After more than 26 years of publication, VISIONS still features stories about something worth writing about best practices in occupational health. Those of you who are relatively new to the field can judge for yourself by reading this edition. If you have been around a while, you may recall that I was editor-in-chief of VISIONS for 22 years, beginning with the inaugural edition, Vol. 1, No. 1 (July/August 1990). VISIONS started at 12 pages, grew to 20 within two years, and expanded to 24 when the National Association of Occupational Health Professionals (NAOHP) launched its Vendor Program. At six editions per year, that means the NOAHP published 132 editions while I was editor and NAOHP Executive Director Frank Leone was executive editor. During my tenure, I worked with only three graphic designers, Nanette Boyer, Kathleen Baushke (who became my best buddy), and the current designer, Erin Strother, with whom I still do freelance work. Today, VISIONS is published quarterly in paper and electronic formats. It is overseen by Editor-in-Chief Isabelle Walker, Executive Editor Emeritus Leone, and a new management team at RYAN Associates and the NAOHP.

“One of the smartest things I ever did in my professional life was hire a journalist.”

—Frank Leone
Mark Rothstein

THE FIRST EDITION
The cover story of the first edition was by Karen Sandrick, a Chicago-based writer. The topic: Getting a Grip on Workplace Drug Testing. In the article, experts refer to drug screening as “an occupational health service fraught with both promise and pitfalls.”

Mark Rothstein, at the time a professor and director of the Health Law and Policy Institute at the University of Houston, made a prediction: “Drug testing is going to be legal on a much wider range of employees than it is wise to test.” He also said, “Providers have to realize that drug testing is totally alien to the kinds of tests healthcare professionals are used to performing.”

The landscape had changed dramatically three years earlier with the passage of the Drug-Free Workplace Act, paving the way for the adoption of the Omnibus Transportation Employee Testing Act of 1991. Yes, there was a learning curve, but it didn’t take long for drug testing to make the transition from an alien concept to a product line to a commodity in occupational health centers.

Kent Peterson

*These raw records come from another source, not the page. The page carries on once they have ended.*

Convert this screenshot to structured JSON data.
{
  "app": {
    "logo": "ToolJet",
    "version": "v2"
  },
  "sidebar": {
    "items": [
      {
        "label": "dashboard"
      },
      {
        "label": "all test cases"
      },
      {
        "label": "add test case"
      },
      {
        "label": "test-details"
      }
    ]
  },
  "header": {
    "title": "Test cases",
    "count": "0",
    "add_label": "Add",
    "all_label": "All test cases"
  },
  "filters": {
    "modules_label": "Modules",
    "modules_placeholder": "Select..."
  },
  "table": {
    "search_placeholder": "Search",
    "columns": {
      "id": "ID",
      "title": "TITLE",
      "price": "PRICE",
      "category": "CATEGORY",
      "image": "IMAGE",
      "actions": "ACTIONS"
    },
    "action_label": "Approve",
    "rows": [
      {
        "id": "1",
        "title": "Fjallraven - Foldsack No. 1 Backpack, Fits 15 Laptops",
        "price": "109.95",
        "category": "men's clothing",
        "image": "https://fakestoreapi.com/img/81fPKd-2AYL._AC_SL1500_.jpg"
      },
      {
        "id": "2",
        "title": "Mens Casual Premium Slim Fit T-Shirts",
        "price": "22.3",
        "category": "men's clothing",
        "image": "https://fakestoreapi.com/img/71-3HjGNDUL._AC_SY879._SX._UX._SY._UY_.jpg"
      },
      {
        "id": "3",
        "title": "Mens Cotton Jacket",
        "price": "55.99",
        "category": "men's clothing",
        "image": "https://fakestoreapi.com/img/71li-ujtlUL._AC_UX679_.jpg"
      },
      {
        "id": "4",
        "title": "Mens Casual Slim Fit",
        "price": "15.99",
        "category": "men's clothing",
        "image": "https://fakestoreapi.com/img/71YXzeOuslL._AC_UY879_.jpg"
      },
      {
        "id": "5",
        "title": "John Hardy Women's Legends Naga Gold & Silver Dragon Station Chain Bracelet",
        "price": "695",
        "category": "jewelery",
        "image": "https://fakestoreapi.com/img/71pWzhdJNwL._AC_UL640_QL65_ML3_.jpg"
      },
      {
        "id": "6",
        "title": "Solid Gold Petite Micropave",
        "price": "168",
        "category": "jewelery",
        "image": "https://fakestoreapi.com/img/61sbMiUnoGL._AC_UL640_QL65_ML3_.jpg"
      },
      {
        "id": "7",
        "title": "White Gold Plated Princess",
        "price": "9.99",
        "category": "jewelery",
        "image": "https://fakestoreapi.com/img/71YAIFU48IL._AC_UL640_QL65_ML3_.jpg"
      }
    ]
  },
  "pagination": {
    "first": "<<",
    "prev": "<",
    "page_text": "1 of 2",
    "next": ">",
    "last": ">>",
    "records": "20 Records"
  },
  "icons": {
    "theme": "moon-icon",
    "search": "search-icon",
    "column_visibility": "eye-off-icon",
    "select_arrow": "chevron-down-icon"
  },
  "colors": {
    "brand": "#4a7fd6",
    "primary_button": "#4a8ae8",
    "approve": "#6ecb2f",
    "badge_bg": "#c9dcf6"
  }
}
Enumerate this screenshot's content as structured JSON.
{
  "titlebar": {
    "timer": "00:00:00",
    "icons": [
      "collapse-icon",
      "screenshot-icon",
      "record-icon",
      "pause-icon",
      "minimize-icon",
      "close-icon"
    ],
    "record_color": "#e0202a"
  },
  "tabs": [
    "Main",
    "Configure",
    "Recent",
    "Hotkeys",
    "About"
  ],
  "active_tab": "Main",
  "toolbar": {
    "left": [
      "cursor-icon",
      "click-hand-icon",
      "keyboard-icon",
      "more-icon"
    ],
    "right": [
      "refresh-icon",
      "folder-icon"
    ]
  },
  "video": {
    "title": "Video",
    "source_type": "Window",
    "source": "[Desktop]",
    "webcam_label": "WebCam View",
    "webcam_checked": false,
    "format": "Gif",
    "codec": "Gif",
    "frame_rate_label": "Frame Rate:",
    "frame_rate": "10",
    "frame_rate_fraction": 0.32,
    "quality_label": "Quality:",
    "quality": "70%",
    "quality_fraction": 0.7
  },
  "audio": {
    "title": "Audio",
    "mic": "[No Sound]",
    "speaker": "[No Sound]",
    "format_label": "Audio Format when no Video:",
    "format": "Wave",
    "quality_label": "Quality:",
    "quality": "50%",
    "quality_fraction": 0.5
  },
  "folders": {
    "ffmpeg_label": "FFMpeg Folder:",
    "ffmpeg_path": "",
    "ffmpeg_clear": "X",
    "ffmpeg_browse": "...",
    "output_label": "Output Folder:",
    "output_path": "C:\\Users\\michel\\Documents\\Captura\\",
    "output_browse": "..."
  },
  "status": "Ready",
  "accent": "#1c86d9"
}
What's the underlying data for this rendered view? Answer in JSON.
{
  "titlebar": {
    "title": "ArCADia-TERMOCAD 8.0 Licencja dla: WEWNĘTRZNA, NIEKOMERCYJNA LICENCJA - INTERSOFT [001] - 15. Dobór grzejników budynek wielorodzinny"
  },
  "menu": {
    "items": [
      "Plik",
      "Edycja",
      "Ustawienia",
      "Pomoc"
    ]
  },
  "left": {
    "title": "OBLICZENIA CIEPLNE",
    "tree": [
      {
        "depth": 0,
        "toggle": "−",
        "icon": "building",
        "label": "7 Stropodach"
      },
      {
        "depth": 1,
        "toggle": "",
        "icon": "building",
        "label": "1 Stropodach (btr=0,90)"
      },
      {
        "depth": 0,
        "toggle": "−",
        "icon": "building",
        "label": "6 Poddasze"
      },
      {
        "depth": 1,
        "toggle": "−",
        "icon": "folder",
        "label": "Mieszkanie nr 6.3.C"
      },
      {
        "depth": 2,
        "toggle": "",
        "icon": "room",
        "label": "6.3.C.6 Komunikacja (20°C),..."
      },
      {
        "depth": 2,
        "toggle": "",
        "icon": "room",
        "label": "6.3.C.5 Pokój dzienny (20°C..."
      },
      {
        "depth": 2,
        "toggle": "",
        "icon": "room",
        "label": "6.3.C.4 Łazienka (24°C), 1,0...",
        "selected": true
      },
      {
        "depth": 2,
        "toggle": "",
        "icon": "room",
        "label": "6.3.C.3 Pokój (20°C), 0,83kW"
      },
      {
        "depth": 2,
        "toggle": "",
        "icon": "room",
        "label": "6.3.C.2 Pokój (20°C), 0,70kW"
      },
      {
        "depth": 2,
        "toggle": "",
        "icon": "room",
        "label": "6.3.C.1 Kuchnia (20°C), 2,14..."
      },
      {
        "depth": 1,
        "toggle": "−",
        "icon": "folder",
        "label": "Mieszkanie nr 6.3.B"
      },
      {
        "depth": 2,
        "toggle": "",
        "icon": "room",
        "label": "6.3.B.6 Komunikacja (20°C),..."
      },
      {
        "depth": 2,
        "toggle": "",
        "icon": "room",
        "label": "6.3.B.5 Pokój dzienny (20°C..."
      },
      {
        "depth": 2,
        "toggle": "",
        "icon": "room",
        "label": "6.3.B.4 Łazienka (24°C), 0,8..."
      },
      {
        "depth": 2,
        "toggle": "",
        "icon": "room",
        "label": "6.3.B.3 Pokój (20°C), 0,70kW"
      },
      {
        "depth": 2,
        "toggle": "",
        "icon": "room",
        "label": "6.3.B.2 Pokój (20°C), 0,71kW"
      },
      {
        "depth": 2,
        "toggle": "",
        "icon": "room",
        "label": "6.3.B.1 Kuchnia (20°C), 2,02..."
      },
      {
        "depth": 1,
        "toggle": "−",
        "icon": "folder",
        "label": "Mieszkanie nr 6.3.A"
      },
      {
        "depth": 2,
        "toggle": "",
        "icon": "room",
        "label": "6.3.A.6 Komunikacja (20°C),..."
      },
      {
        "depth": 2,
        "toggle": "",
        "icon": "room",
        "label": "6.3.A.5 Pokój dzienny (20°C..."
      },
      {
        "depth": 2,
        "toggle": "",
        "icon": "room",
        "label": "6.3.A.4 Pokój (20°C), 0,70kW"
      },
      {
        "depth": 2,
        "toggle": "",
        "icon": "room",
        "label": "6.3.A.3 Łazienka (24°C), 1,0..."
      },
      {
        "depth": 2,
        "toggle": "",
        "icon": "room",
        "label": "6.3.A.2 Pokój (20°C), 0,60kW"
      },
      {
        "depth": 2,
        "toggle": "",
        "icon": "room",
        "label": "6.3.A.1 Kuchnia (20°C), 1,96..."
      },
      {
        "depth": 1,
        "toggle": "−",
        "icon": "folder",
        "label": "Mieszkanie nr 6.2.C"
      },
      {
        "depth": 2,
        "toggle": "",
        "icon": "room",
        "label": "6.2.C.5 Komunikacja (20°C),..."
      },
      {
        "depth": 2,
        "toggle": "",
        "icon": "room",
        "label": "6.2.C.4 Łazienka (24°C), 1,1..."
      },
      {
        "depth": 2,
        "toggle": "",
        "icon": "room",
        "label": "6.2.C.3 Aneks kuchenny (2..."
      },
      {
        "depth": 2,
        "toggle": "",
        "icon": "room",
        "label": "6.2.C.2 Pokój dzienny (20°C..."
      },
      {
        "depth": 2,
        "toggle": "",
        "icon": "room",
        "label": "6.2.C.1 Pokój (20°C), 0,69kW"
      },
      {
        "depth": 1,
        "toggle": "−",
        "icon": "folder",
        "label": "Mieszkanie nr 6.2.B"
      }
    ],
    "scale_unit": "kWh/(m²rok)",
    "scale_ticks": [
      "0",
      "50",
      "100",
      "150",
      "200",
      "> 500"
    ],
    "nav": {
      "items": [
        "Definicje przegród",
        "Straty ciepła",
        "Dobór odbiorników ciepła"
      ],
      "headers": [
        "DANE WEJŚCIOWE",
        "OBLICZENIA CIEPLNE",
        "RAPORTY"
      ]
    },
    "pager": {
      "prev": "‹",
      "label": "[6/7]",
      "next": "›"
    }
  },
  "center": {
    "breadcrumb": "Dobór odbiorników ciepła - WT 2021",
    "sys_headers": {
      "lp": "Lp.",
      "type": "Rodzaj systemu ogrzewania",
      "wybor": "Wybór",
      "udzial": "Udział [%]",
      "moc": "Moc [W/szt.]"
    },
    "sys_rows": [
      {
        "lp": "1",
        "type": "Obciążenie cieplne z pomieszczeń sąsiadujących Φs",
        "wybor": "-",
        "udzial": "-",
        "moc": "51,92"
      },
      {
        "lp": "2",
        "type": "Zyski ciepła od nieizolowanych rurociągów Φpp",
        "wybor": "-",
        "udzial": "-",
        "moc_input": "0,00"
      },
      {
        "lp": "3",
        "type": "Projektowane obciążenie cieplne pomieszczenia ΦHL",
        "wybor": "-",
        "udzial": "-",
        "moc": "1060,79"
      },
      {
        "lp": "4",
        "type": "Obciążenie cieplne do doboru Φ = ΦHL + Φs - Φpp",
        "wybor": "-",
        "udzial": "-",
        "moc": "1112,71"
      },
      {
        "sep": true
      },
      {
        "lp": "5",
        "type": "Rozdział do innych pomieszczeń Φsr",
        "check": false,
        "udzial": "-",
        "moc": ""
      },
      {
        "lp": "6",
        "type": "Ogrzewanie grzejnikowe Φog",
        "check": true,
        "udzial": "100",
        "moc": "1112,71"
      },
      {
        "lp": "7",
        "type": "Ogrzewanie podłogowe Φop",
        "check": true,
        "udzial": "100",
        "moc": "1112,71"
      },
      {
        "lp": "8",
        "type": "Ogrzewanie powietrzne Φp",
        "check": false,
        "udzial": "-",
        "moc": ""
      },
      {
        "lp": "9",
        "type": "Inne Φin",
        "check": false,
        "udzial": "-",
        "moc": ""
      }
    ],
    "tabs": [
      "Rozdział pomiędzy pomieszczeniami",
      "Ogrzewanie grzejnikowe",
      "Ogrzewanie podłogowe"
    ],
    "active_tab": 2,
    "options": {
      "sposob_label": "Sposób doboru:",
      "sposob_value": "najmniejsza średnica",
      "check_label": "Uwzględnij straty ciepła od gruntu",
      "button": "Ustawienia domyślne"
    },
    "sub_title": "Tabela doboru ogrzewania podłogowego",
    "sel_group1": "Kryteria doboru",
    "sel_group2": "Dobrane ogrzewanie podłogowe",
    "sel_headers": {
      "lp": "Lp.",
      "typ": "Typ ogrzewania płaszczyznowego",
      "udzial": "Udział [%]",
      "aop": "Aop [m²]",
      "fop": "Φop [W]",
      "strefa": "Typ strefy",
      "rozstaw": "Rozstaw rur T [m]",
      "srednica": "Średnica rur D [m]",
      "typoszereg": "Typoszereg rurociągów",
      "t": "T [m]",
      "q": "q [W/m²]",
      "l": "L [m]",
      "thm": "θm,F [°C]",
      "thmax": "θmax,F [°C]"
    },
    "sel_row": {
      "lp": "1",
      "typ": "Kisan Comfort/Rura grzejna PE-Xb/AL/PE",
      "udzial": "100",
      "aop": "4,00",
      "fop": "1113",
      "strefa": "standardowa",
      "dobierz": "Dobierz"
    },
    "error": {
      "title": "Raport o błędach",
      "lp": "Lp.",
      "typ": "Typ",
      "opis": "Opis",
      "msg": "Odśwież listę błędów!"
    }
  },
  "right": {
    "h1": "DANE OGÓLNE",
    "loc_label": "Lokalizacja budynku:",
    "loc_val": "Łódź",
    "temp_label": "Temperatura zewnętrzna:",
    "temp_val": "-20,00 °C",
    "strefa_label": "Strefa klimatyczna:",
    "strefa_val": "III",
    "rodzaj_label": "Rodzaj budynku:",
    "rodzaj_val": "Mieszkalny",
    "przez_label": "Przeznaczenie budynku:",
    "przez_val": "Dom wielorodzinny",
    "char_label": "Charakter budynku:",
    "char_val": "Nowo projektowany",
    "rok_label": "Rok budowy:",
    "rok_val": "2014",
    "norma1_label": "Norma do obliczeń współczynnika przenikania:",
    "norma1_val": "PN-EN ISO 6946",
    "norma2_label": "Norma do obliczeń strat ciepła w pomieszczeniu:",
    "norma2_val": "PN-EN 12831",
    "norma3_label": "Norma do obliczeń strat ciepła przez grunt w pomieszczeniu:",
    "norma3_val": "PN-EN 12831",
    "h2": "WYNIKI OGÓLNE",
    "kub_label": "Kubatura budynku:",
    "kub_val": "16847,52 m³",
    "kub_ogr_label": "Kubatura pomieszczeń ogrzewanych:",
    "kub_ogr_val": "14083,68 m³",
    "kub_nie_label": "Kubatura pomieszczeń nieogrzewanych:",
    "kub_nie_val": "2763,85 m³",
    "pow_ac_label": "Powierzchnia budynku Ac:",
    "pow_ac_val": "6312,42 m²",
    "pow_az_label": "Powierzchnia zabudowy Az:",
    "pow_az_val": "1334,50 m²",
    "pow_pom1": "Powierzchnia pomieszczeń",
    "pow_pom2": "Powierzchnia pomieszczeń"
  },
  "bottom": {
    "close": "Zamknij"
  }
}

Kent Peterson, M.D., a prominent occupational medicine physician and former president of the American College of Occupational and Environmental Medicine was on hand to help facilitate the process. In that first VISIONS cover article, he warned providers to “anticipate change and be able to get updated information from one source or another and implement Kent Peterson, M.D. VISIONS: A Journey as the Voice of Occupational Healthchanges in Practice.” Dr. Peterson had the foresight to become one of those sources; he developed and taught a popular Medical Review Officer (MRO) training course for occupational physicians.

RECURRING THEMES Without realizing it, I took Mark Twain’s advice. I learned about occupational health from my colleagues at RYAN Associates/NAOHP and through research, consulting, and curriculum planning, it became possible to “write what I know.” Recurring themes occur when one writes a newsletter for so long. Yet there are always new angles and emerging issues to write about. I attribute this to the multi-layered aspects of occupational health as a business entity and clinical service.

Thank You To Our Annual Sponsors

Join Our Network of Occupational Health Professionals

Name(Required)